Capriles has also campaigned in favour of a law to regulate the social missions, in order to give them “constitutional standing”. His other main campaign points have been “no more expropriations”, and the issue of crime, in which he says that he will use “all the power of the state to resolve the problem of violence, including the national armed forces”.
Venezuelan opposition paper Tal Cual has called Capriles’ campaign “boring”, with one of its commentators, Oscar Schemel arguing, “his strategy isn’t working because there’s been no growth in Henrique Capriles’ candidacy, while Chavez’s illness has hyper-personalised the electoral debate, only Chavez is talked about”.
Opposition analyst Orlando Viera, with Lapatilla.com has also said that Capriles is “stagnating”, blaming the situation not on “lack of effort or image” but on not making enough political criticism of the current government.
Members of the main parties that make up the opposition alliance, MUD, met yesterday without reaching consensus on how to present themselves on the ballot paper. The majority of parties were in favour of a single ticket, while Primera Justicia (First Justice) and Podemos (We Can) supported a united ticket, in which all party symbols would appear on the ballot paper.
MAS leader Felipe Mujica said the single ticket would be ideal for those who “have voted for president Hugo Chavez but are disappointed [with him] and don’t want to link themselves with any political party”.
MUD has until 11 June to decide, when they have to have registered Capriles as candidate with the National Electoral Council. Electoral campaigning is legally allowed from 1 July.
MUD alliance with Uribe
Last week Capriles asked Venezuelans living in Colombia to campaign there for him, while he was in Bogota meeting with Venezuelan residents and fugitives. Among them, according to Radio Mundial, was Pedro Carmona, who has been living there since he swore himself in as president during the April 2002 coup attempt, was arrested, escaped house arrest, and sought refuge in the Colombian embassy, which later gave him asylum.
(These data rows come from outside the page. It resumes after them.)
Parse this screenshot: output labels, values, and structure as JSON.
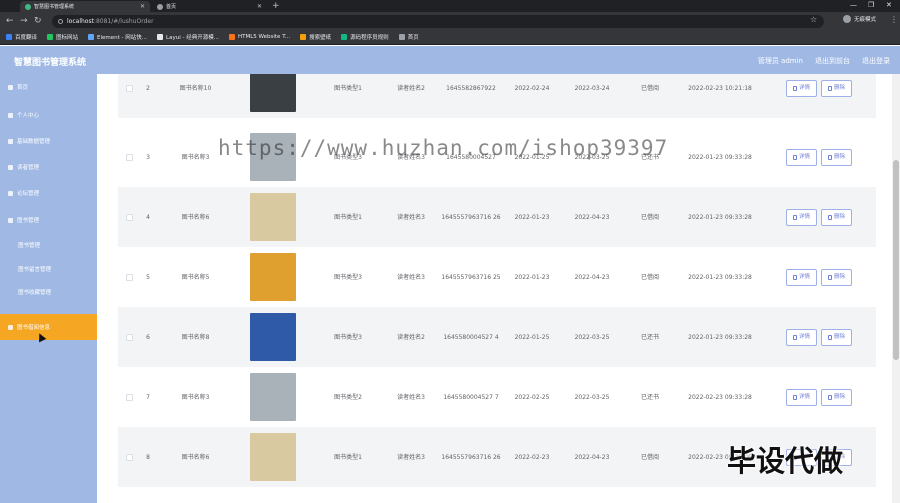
{
  "browser": {
    "tabs": [
      {
        "label": "智慧图书管理系统",
        "active": true,
        "color": "#41b883"
      },
      {
        "label": "首页",
        "active": false,
        "color": "#9aa0a6"
      }
    ],
    "url_host": "localhost",
    "url_rest": ":8081/#/lushuOrder",
    "profile_label": "无痕模式",
    "bookmarks": [
      {
        "label": "百度翻译",
        "color": "#3b82f6"
      },
      {
        "label": "图标网站",
        "color": "#22c55e"
      },
      {
        "label": "Element - 网站快...",
        "color": "#60a5fa"
      },
      {
        "label": "Layui - 经典开源模...",
        "color": "#e5e7eb"
      },
      {
        "label": "HTML5 Website T...",
        "color": "#f97316"
      },
      {
        "label": "搜索壁纸",
        "color": "#f59e0b"
      },
      {
        "label": "源码程序员规则",
        "color": "#10b981"
      },
      {
        "label": "首页",
        "color": "#9aa0a6"
      }
    ]
  },
  "header": {
    "title": "智慧图书管理系统",
    "links": [
      "管理员 admin",
      "退出到前台",
      "退出登录"
    ]
  },
  "sidebar": {
    "items": [
      {
        "label": "首页",
        "type": "item"
      },
      {
        "label": "个人中心",
        "type": "item"
      },
      {
        "label": "基础数据管理",
        "type": "item"
      },
      {
        "label": "读者管理",
        "type": "item"
      },
      {
        "label": "论坛管理",
        "type": "item"
      },
      {
        "label": "图书管理",
        "type": "item"
      },
      {
        "label": "图书管理",
        "type": "sub"
      },
      {
        "label": "图书留言管理",
        "type": "sub"
      },
      {
        "label": "图书收藏管理",
        "type": "sub"
      },
      {
        "label": "图书借阅信息",
        "type": "item",
        "active": true
      }
    ]
  },
  "actions": {
    "detail_label": "详情",
    "delete_label": "删除"
  },
  "rows": [
    {
      "index": "2",
      "book": "图书名称10",
      "type": "图书类型1",
      "reader": "读者姓名2",
      "order_no": "1645582867922",
      "borrow_date": "2022-02-24",
      "return_date": "2022-03-24",
      "status": "已借阅",
      "created": "2022-02-23 10:21:18",
      "cover": "#3a3f44"
    },
    {
      "index": "3",
      "book": "图书名称3",
      "type": "图书类型3",
      "reader": "读者姓名3",
      "order_no": "1645580004527",
      "borrow_date": "2022-01-25",
      "return_date": "2022-03-25",
      "status": "已还书",
      "created": "2022-01-23 09:33:28",
      "cover": "#a9b2b8"
    },
    {
      "index": "4",
      "book": "图书名称6",
      "type": "图书类型1",
      "reader": "读者姓名3",
      "order_no": "1645557963716 26",
      "borrow_date": "2022-01-23",
      "return_date": "2022-04-23",
      "status": "已借阅",
      "created": "2022-01-23 09:33:28",
      "cover": "#d8c9a0"
    },
    {
      "index": "5",
      "book": "图书名称5",
      "type": "图书类型3",
      "reader": "读者姓名3",
      "order_no": "1645557963716 25",
      "borrow_date": "2022-01-23",
      "return_date": "2022-04-23",
      "status": "已借阅",
      "created": "2022-01-23 09:33:28",
      "cover": "#e0a030"
    },
    {
      "index": "6",
      "book": "图书名称8",
      "type": "图书类型3",
      "reader": "读者姓名2",
      "order_no": "1645580004527 4",
      "borrow_date": "2022-01-25",
      "return_date": "2022-03-25",
      "status": "已还书",
      "created": "2022-01-23 09:33:28",
      "cover": "#2e5aa8"
    },
    {
      "index": "7",
      "book": "图书名称3",
      "type": "图书类型2",
      "reader": "读者姓名3",
      "order_no": "1645580004527 7",
      "borrow_date": "2022-02-25",
      "return_date": "2022-03-25",
      "status": "已还书",
      "created": "2022-02-23 09:33:28",
      "cover": "#a9b2b8"
    },
    {
      "index": "8",
      "book": "图书名称6",
      "type": "图书类型1",
      "reader": "读者姓名3",
      "order_no": "1645557963716 26",
      "borrow_date": "2022-02-23",
      "return_date": "2022-04-23",
      "status": "已借阅",
      "created": "2022-02-23 09:29:06",
      "cover": "#d8c9a0"
    }
  ],
  "overlays": {
    "watermark": "https://www.huzhan.com/ishop39397",
    "stamp": "毕设代做"
  }
}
MUD representatives have also held a number of meetings with ex-Colombian president Alvaro Uribe, seeking his advice. Colombian newspaper El Tiempo, said Uribe would be campaigning against Chavez among the border towns.
Capriles however, has also told the press that he has called on Uribe to “not intervene in the Venezuelan electoral process”, while head of the pro-Chavez electoral campaign, Jorge Rodriguez said that Uribe “is the new opposition leader” and reminded the press that the national coordinator of the opposition campaign, Leopoldo Lopez, met with Uribe in December. At the time Lopez was expecting to compete in the opposition primaries.
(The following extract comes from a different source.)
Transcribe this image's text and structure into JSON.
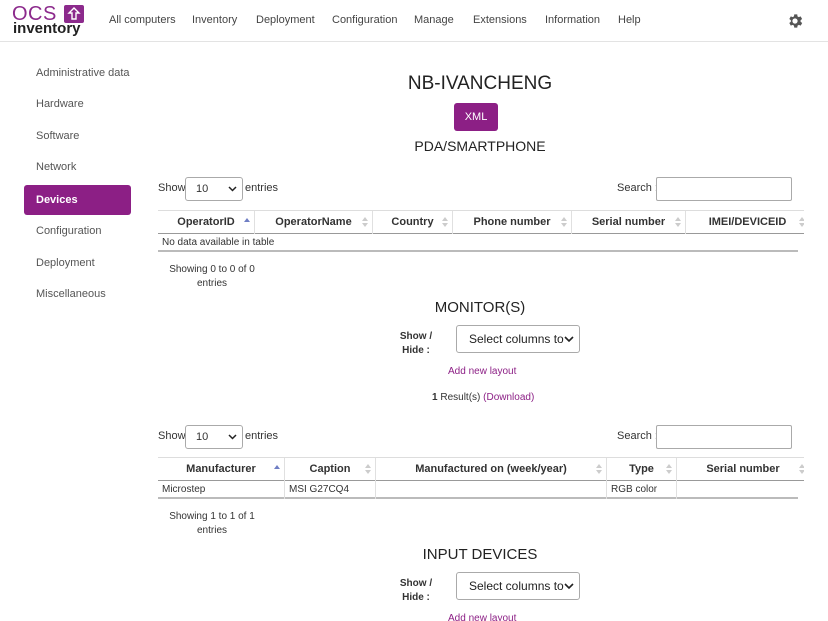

MUD has also put out a statement rejecting current president Juan Santos’ position regarding Chavez. Santos has said that Chavez is a “guarantee of stability”. Though he is as conservative as Uribe, he has pushed, together with Chavez, for the re-establishment and strengthening of Colombian-Venezuelan relations, after they were ruptured in August 2010 under Uribe.